Monday, August 11, 2014
Fargo -- Season One (Review)
2014 FX Networks
"...if you do not do what is right, sin is crouching at your door; it desires to have you..."
-Middle of Genesis 4:7
This particular verse came into my head during one of Billy Bob Thornton's first scenes in the first episode of FX's Fargo. Thornton plays the malevolent, perhaps demonic, Lorne Malvo, a character who delights in subtly turning others to do evil. Fargo, written by Noah Hawley, is based upon the world of Joel and Ethan Coen's film of the same name, but(outside of an answer to a tangent in the film) has nothing to do with that film's story. With that said, Fargo deals with many of the moral and religious themes inherent in the Coen brothers' films, and does great justice to the duo's artistic legacy.
The bad: All told, an enormous amount of events do not occur across Fargo's ten-episode run. While almost every second is spellbinding, there are a few moments where the viewer may have to remind themselves that little time has passed. One particular character incurs an injury that seems to take forever to heal, until one realizes only weeks have passed in the show's chronology. Also, Fargo's season finale may not satisfy all viewers. A major character is sidelined who some viewers may want to see in the center of the action. However, in defense of this narrative decision, the final conflict does actually take place between the two characters with whom it began.
The good: Where to begin? Fargo features flawless performances from its lead and auxiliary actors. The show's creators reap a great reward for risking Fargo's lead role with a newcomer. As Police Deputy, Molly Solverson, Allison Tolman turns in impeccable work, perfectly realizing Solverson's determination and frustration. Tolman should easily find work in this line for the rest of her life. Martin Freeman, who has now been the lead in one of the most highly regarded comedies series of all time (UK's The Office), as well as the lead in adaptations of two of the most beloved books of all time (Hitchhiker's Guide to the Galaxy and The Hobbit), Watson in BBC's Sherlock, and some guy in this Christmas-themed romantic comedy my wife made me watch once, plays Lester Nygaard, a bumbling, gentle man transformed into a monster through only one short conversation with Thornton's Malvo. Freeman has slowly become one of the most well-traveled actors of his generation, and with good reason. This character is the antithesis of most Freeman has played, but he is just as believable in the part. Rounding out the cast is Colin Hanks, who turns in solid work as Gus Grimly, a bastion of goodness, and the aforementioned, chameleon-like Thornton as Malvo. The secondary cast, including Bob Odenkirk (Saul from Breaking Bad), Keith Carradine, and Joey King, among others, all perform ably. Fargo's cinematography is gorgeous, on par with anything in the theater, and the direction is keen. Music is apt...I'm feeling redundant here...every element of craftsmanship regarding this show is top notch.
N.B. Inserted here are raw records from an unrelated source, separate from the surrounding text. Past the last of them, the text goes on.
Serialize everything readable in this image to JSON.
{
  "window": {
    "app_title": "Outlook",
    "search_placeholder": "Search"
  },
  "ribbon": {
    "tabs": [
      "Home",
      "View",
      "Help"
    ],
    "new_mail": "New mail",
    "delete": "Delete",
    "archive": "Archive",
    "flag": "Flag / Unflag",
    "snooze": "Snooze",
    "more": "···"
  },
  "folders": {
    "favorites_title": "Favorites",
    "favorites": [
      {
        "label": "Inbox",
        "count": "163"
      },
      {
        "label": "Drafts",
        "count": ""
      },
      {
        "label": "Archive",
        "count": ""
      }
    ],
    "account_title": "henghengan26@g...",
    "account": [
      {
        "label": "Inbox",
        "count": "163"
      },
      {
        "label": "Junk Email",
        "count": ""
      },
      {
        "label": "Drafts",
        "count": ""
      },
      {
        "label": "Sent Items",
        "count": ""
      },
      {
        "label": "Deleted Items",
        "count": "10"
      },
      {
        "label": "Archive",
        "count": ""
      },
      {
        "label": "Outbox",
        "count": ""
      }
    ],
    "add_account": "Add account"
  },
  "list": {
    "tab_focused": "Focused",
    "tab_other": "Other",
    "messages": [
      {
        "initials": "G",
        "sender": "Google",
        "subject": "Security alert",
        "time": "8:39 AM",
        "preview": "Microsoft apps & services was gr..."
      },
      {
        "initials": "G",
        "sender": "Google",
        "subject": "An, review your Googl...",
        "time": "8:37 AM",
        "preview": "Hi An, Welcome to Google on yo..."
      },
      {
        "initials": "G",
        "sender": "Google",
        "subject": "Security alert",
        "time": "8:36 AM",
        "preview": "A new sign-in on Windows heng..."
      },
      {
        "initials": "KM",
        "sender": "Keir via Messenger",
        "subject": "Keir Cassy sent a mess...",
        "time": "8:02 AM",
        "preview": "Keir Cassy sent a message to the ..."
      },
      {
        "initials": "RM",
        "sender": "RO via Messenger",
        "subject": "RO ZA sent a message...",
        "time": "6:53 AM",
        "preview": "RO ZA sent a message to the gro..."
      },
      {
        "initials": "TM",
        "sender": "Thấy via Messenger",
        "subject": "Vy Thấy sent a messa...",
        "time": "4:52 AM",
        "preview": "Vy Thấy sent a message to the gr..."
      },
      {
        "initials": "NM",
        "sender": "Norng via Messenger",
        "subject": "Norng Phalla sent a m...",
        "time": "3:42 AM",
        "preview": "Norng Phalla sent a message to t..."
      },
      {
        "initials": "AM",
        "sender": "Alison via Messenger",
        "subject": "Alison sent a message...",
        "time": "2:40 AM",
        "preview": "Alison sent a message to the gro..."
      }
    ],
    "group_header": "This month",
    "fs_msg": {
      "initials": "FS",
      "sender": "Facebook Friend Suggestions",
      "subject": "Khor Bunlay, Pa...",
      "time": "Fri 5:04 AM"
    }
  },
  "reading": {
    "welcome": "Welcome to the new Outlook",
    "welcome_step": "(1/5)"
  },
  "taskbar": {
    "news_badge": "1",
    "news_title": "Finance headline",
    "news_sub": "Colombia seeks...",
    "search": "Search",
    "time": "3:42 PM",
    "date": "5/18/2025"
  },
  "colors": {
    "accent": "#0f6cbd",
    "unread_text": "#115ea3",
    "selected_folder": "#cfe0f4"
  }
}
Thematically, Fargo tackles topics familiar to any fan of the Coen brother's work. The everyday battle of good and evil in the average human is explored in depth, as well as both the gulfs and ditches between the two. The concept of justice is also thoroughly dissected, and yet...even if one couldn't care less about any kind of philosophical or moral exploration, Fargo's story is just as engaging. People do bad things, and other people try to catch them.
Fargo is compared heavily to fellow limited-series, True Detective (both series run for only ten episodes, feature movie stars, and will be followed by unconnected, completely recast second seasons). Fargo shares one of that show's greatest assets--ambiguity as to the true nature of the villain. True Detective gives the viewer ample evidence that its villains' misdeeds could have supernatural implications, but also indicates that might not be the case at all. Likewise, Fargo's Malvo could be a very wicked man, but the show also hints that he could be an embodiment of the devil himself. His line after enjoying dessert at a diner, "Haven't had a piece of pie like that since the Garden of Eden," is particularly delicious for those who prefer to give the TV they watch a deeper analysis, and is one of many such moments.
Finally, as I've just mentioned True Detective, I feel like I should weigh in on the Fargo vs. True Detective debate. While both are enjoyable shows, I think Fargo is the better of the two. Fargo features a bit more thematic substance (not that True Detective is light in that department), and also shows more respect to its characters. While admittedly, True Detective inhabits a grayer realm of the moral spectrum than Fargo, Fargo is still able to blur the lines without dragging everyone on screen through the mud. While this may not be a heralded quality, I think it is an underrated one, and a noble one. True Detective is a good show, but Fargo is a great one. Though Fargo isn't quite perfect, I feel that I can't recommend it enough.